Published 7:30 am Monday, May 24, 2021
Someone called us new parents as we bragged about keeping an eye on little zucchini developing on our patio.
While we’re not sitting around talking to our succulents, we consider that plants “grow” on you, and often have dramatic tales. In “The Nation of Plants,” plants create the first Universal Declaration of Rights of Living Beings.
They want respect in this earthly world of climate change.
Stefano Mancuso is a leading authority in plant neurobiology, which explores plant signaling and communication. Don’t dismiss this. Of course we want plants to thrive. They feed us.
Consider some of the anecdotes within: Did the fortunes of England depend on cats?
By nourishing themselves on mice, cats increased survival of bumblebees, which pollinated shamrocks that nourished beef cows for British sailors, permitting the British Navy to… Get it?
Then there’s the prickly pear, which attracted an insect that the Aztecs used to make a carmine red. Spain guarded the process even as the English used it to make their red coats.
Someone thought about reproducing the cactus-insect climate in Australia to get more dye, but the prickly pear went wild, invading cultivated land.
Burning, rabbits and mustard gas were considered to stop the spread. Each added more problems.
Plants deserve respect, and here are two products that will help us respect the gift of plants on our plates:
Super Crisps, in Vegan Cheese by Orga Foods, is the kind of snack that is versatile, but they can’t seem to last longer than a rip and a munch.
Rip open the bag and try to control yourself. Addictive seed crisps with chia, sunflower, sesame, flax, etc. can be cracked onto salads, spread with guac and hummus and served with soup.
It’s a good thing they put the serving size on there or else you’d be tooooo tempted when you unleash the contents of that bag. Garlic & Onion is my second fave.

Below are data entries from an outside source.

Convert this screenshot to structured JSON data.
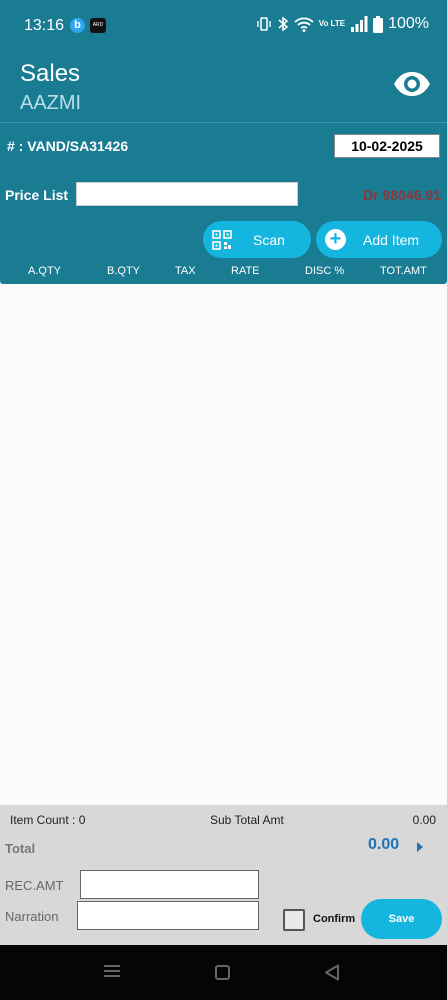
{
  "status_bar": {
    "time": "13:16",
    "app1_letter": "b",
    "app2_text": "ARD",
    "volte": "Vo LTE",
    "battery": "100%",
    "icons": [
      "vibrate-icon",
      "bluetooth-icon",
      "wifi-icon",
      "signal-icon",
      "battery-icon"
    ]
  },
  "header": {
    "title": "Sales",
    "subtitle": "AAZMI",
    "preview_icon": "eye-icon"
  },
  "form": {
    "voucher_no": "# : VAND/SA31426",
    "date": "10-02-2025",
    "price_list_label": "Price List",
    "price_list_value": "",
    "balance": "Dr 98046.91",
    "scan_label": "Scan",
    "add_item_label": "Add Item"
  },
  "table": {
    "columns": [
      "A.QTY",
      "B.QTY",
      "TAX",
      "RATE",
      "DISC %",
      "TOT.AMT"
    ],
    "rows": []
  },
  "footer": {
    "item_count": "Item Count : 0",
    "subtotal_label": "Sub Total Amt",
    "subtotal_value": "0.00",
    "total_label": "Total",
    "total_value": "0.00",
    "rec_amt_label": "REC.AMT",
    "rec_amt_value": "",
    "narration_label": "Narration",
    "narration_value": "",
    "confirm_label": "Confirm",
    "save_label": "Save"
  },
  "colors": {
    "primary": "#1a7c93",
    "accent": "#14b6df",
    "balance": "#b71c1c",
    "total": "#1f73b7"
  }
}
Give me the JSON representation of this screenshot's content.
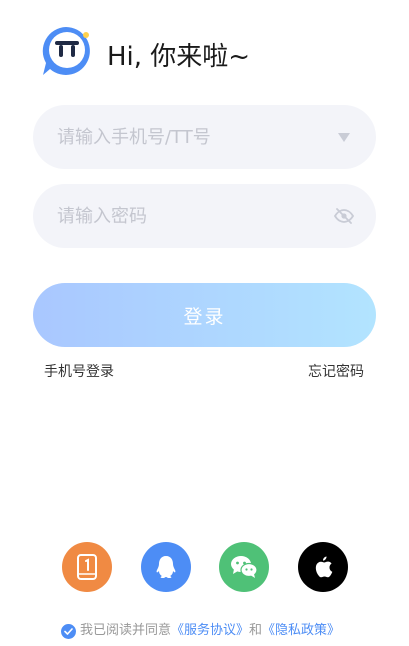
{
  "header": {
    "greeting": "Hi, 你来啦~"
  },
  "form": {
    "phone_placeholder": "请输入手机号/TT号",
    "password_placeholder": "请输入密码",
    "login_label": "登录"
  },
  "links": {
    "phone_login": "手机号登录",
    "forgot_password": "忘记密码"
  },
  "social": [
    {
      "name": "phone-login",
      "icon": "phone-icon",
      "color": "#f08a43"
    },
    {
      "name": "qq",
      "icon": "qq-icon",
      "color": "#4d8df5"
    },
    {
      "name": "wechat",
      "icon": "wechat-icon",
      "color": "#4fc177"
    },
    {
      "name": "apple",
      "icon": "apple-icon",
      "color": "#000000"
    }
  ],
  "agreement": {
    "prefix": "我已阅读并同意",
    "service": "《服务协议》",
    "and": "和",
    "privacy": "《隐私政策》"
  },
  "colors": {
    "accent": "#4d8df5",
    "field_bg": "#f3f4f9",
    "button_gradient_start": "#a9c7ff",
    "button_gradient_end": "#b2e4ff"
  }
}
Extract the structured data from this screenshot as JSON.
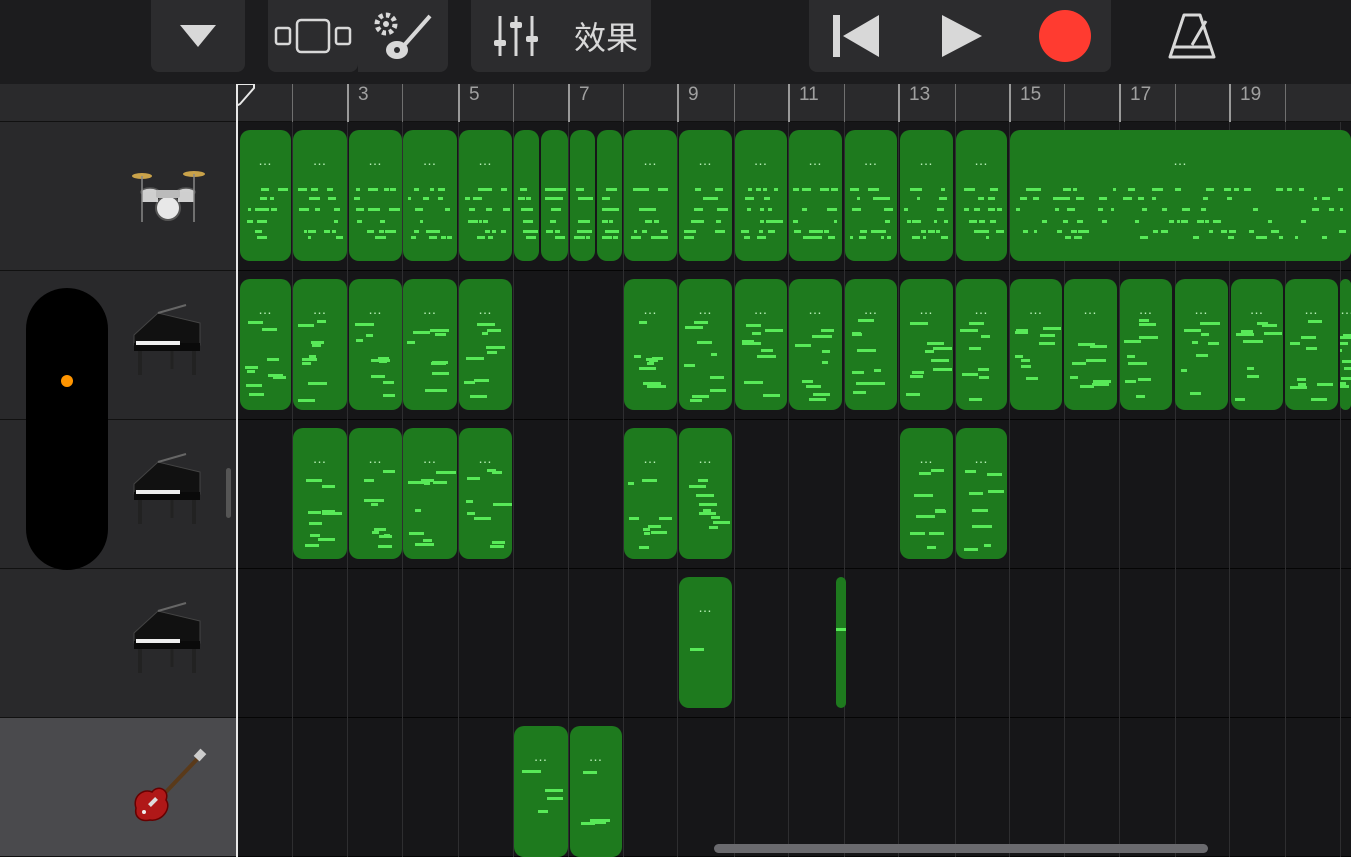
{
  "toolbar": {
    "tracks_dropdown_icon": "triangle-down-icon",
    "view_icon": "tracks-view-icon",
    "settings_icon": "instrument-settings-icon",
    "mixer_icon": "mixer-sliders-icon",
    "fx_label": "效果",
    "rewind_icon": "skip-to-start-icon",
    "play_icon": "play-icon",
    "record_icon": "record-icon",
    "metronome_icon": "metronome-icon",
    "record_color": "#ff3b30"
  },
  "ruler": {
    "bar_numbers": [
      "3",
      "5",
      "7",
      "9",
      "11",
      "13",
      "15",
      "17",
      "19"
    ]
  },
  "tracks": [
    {
      "instrument": "drum-kit",
      "icon": "drum-kit-icon"
    },
    {
      "instrument": "grand-piano",
      "icon": "grand-piano-icon"
    },
    {
      "instrument": "grand-piano",
      "icon": "grand-piano-icon"
    },
    {
      "instrument": "grand-piano",
      "icon": "grand-piano-icon"
    },
    {
      "instrument": "electric-guitar",
      "icon": "electric-guitar-icon",
      "selected": true
    }
  ],
  "region_menu_glyph": "…",
  "colors": {
    "region": "#1e7a1e",
    "note": "#58ea58",
    "volume_dot": "#ff9500"
  }
}
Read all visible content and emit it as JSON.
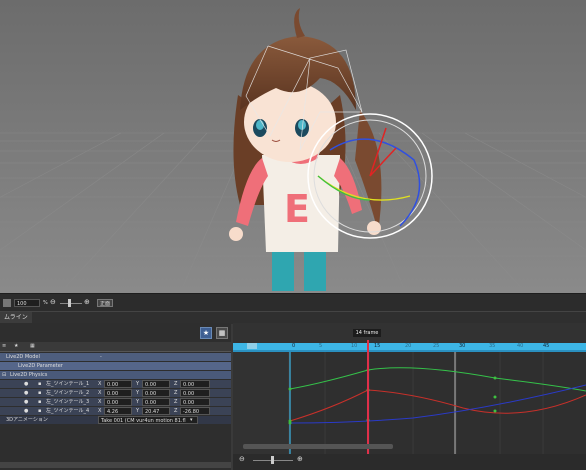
{
  "toolbar": {
    "zoom_value": "100",
    "zoom_unit": "%",
    "front_label": "正面"
  },
  "tab": {
    "label": "ムライン"
  },
  "tree": {
    "items": [
      {
        "label": "Live2D Model",
        "value": "-"
      },
      {
        "label": "Live2D Parameter"
      },
      {
        "label": "Live2D Physics"
      }
    ],
    "bones": [
      {
        "name": "左_ツインテール_1",
        "x": "0.00",
        "y": "0.00",
        "z": "0.00"
      },
      {
        "name": "左_ツインテール_2",
        "x": "0.00",
        "y": "0.00",
        "z": "0.00"
      },
      {
        "name": "左_ツインテール_3",
        "x": "0.00",
        "y": "0.00",
        "z": "0.00"
      },
      {
        "name": "左_ツインテール_4",
        "x": "4.26",
        "y": "20.47",
        "z": "-26.80"
      }
    ],
    "axis": {
      "x": "X",
      "y": "Y",
      "z": "Z"
    },
    "animation_label": "3Dアニメーション",
    "animation_value": "Take 001 (CM vur4un motion 81.fl"
  },
  "timeline": {
    "current_frame_label": "14 frame",
    "ticks": [
      "0",
      "15",
      "30",
      "45"
    ],
    "minor_ticks": [
      "5",
      "10",
      "20",
      "25",
      "35",
      "40"
    ]
  },
  "colors": {
    "accent": "#3e5f93",
    "playhead": "#e0304a",
    "curve_green": "#35c24a",
    "curve_red": "#c8302a",
    "curve_blue": "#2a3ac8"
  }
}
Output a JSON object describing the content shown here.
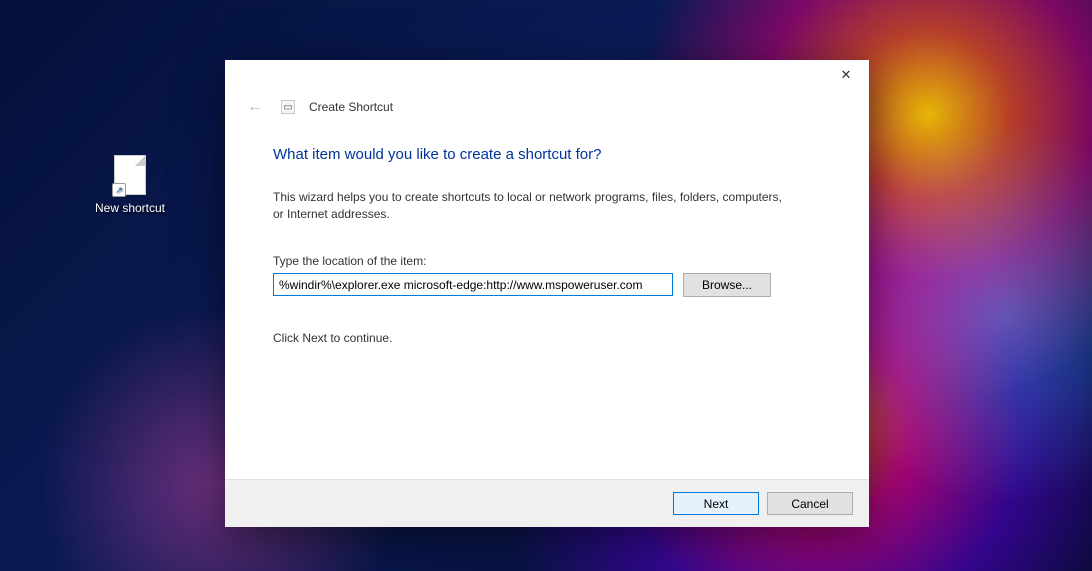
{
  "desktop": {
    "shortcut_label": "New shortcut"
  },
  "dialog": {
    "wizard_title": "Create Shortcut",
    "heading": "What item would you like to create a shortcut for?",
    "description": "This wizard helps you to create shortcuts to local or network programs, files, folders, computers, or Internet addresses.",
    "field_label": "Type the location of the item:",
    "location_value": "%windir%\\explorer.exe microsoft-edge:http://www.mspoweruser.com",
    "browse_label": "Browse...",
    "hint": "Click Next to continue.",
    "next_label": "Next",
    "cancel_label": "Cancel"
  }
}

The seed clusters look like an edible mosaic. The cracker itself is artistic.
Rosa’s Guava Pie from Porto’s Bakery & Café is simply a sweet and flaky mystery.
How could it get from this Echo Park, California, bakery’s classic original menu, be “shelved” for 30 years in favor of individual guava strudel and come back to arrive on your doorstep?
It doesn’t end there.
Pull this flat pie from the box and aim your phone’s camera at the code to get the specs on baking it. I was impressed to the heights this flaky crust rose.
It at least doubled in size. The flavor was so good that my husband and I each had a piece as an appetizer.
Then we had a main course of rice and veggies and went in for a second piece of Rosa’s creation. That left some for breakfast and the next day’s coffee break.
Pie gone. Thanks Rosa, that was a treat. Learn more at portosbakery.com/bakeathome.
Darragh Doiron is a Port Arthur area foodie who is rewarded with herbs and floral beauty when she plays in the dirt. Reach her at email@example.com.